Following the death of her husband, she came to Kathmandu in May 2014. She had to perform the death rituals for her husband as well as her father from the ‘Lama Guru.’
She got support from her foreign clients who her husband had worked with. They consoled her and pledged financial help for her three daughters’ education. They took her daughters, Tashi Jangmu Sherpa, Palden Jangmu Sherpa, and Tashi Dawa Sherpa, to the USA where they are reading there now.
She spat venom on the government for not cooperating with her to send her daughters to the USA.
Sherpa felt lonely after her daughters flew away to the USA. Once, she thought of committing suicide but she did not get the chance to do so as her sister, sister-in-law, and friends were always hovering around her.
Days passed by. With each passing day, she mustered up consolation and courage. Earlier, she thought that she was an only soul on the planet to grieve over her husband’s passing. But when 16 mountaineers died in the Everest due to an avalanche, she consoled herself. The incident left many women widowed including her friend Nima Doma.
Nima and Furdiki used to meet, talk and share everything with each other. “We started sharing our stories, grief, and the mission of our life,” Furdiki said.
One day, Sherpa said, “Let’s go climbing Mt Everest”. Nima flatly rejected her idea saying, “It is impossible”. When they met Ang Tshering Lama, Furdiki’s dream of climbing the Everest began to take shape. With Ang Tshering’s help, Nima and Furdiki took the training from the Nepal Mountaineering Association (NMA).
“Ang Tshering Dai (brother) was so happy to learn about our success “, Furdiki recalled.
Lama gave Furdiki and Nima an idea of the expedition and advised them to look for sponsorship for it under the banner of “Two Widows’ Mt Everest Expedition 2019”.
During their trip to Manang to climb 6,584-meter-high Chulu Far East peak, they met Journalist Doma Sherpa Pinasa who climbed Mt Everest in 2018, becoming the first Sherpa female journalist to stand atop the world. Later, she supported them by informing people about their expedition through media, organizing press meet and many more.
Before the Everest, the duo also successfully climbed Island peak (6,189-meter-high).
It was May 23, 2019. The clock was striking 5:25 am. She reached atop Mt Everest with her friend Doma.

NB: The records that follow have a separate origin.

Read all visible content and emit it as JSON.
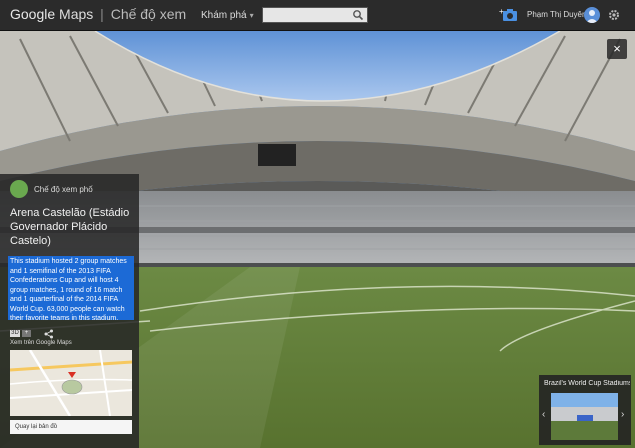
{
  "app": {
    "logo": "Google",
    "product": "Maps",
    "separator": "|",
    "mode": "Chế độ xem"
  },
  "header": {
    "explore_label": "Khám phá",
    "search_value": "",
    "search_placeholder": "",
    "user_name": "Phạm Thị Duyên"
  },
  "place": {
    "source_label": "Chế độ xem phố",
    "title": "Arena Castelão (Estádio Governador Plácido Castelo)",
    "description": "This stadium hosted 2 group matches and 1 semifinal of the 2013 FIFA Confederations Cup and will host 4 group matches, 1 round of 16 match and 1 quarterfinal of the 2014 FIFA World Cup. 63,000 people can watch their favorite teams in this stadium.",
    "map_label": "Xem trên Google Maps",
    "footer": "Quay lại bản đồ",
    "tool_1": "3D",
    "tool_2": "+"
  },
  "thumbnail": {
    "label": "Brazil's World Cup Stadiums"
  },
  "colors": {
    "topbar": "#2b2b2b",
    "panel": "#262626",
    "accent": "#1c6ad6",
    "grass": "#5f7a38"
  }
}
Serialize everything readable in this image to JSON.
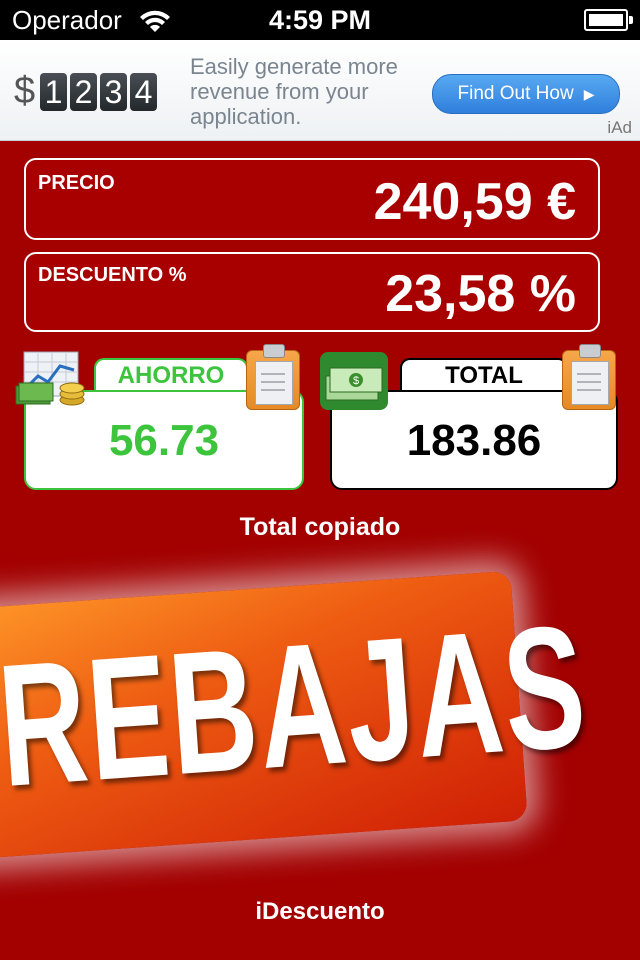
{
  "status_bar": {
    "carrier": "Operador",
    "time": "4:59 PM"
  },
  "ad": {
    "dollar": "$",
    "digits": [
      "1",
      "2",
      "3",
      "4"
    ],
    "text": "Easily generate more revenue from your application.",
    "button": "Find Out How",
    "badge": "iAd"
  },
  "price": {
    "label": "PRECIO",
    "value": "240,59 €"
  },
  "discount": {
    "label": "DESCUENTO %",
    "value": "23,58 %"
  },
  "savings": {
    "label": "AHORRO",
    "value": "56.73",
    "color": "#3cc43c"
  },
  "total": {
    "label": "TOTAL",
    "value": "183.86"
  },
  "status_message": "Total copiado",
  "banner": "REBAJAS",
  "app_name": "iDescuento",
  "icons": [
    "wifi-icon",
    "battery-icon",
    "savings-chart-coins-icon",
    "money-stack-icon",
    "clipboard-icon"
  ]
}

When she stood on the summit, she was stunned, extremely happy and cried hugging Nima on the top, with her mission accomplished.
Then she noticed that they should climb down safely as many climbers have died or sustained injuries in course of climbing down to the Everest Base Camp. “We climbed the Everest not just for us, but also for other women like us who have been widowed on the mountain,” Furdiki said.
During the expedition, she noticed the hardship of high altitude porters and icefall doctors. When they worked whole night, walked at night, it pinched her very much. Sherpa remembered how hard her husband had worked to make her, his children and family to live the ‘happy’ life.
“They are working on the mountain for money bypassing their life”, Furdiki said. Two widows are now planning to climb Ama Dablam (6,812 m), known for beauty and is graded strenuous in terms of difficulty.
Ama Dablam literally translates to mother’s necklace referring to the shape of a mountain and the glacier accompanying it, he added. After the expedition she learnt that if someone does something for a noble cause, he/she will get success, but, they should not give up once the mission is set.
“Our mission is to encourage widows and make them independent. I think we are somehow successful to represent widows and motivate them”, Furdiki said.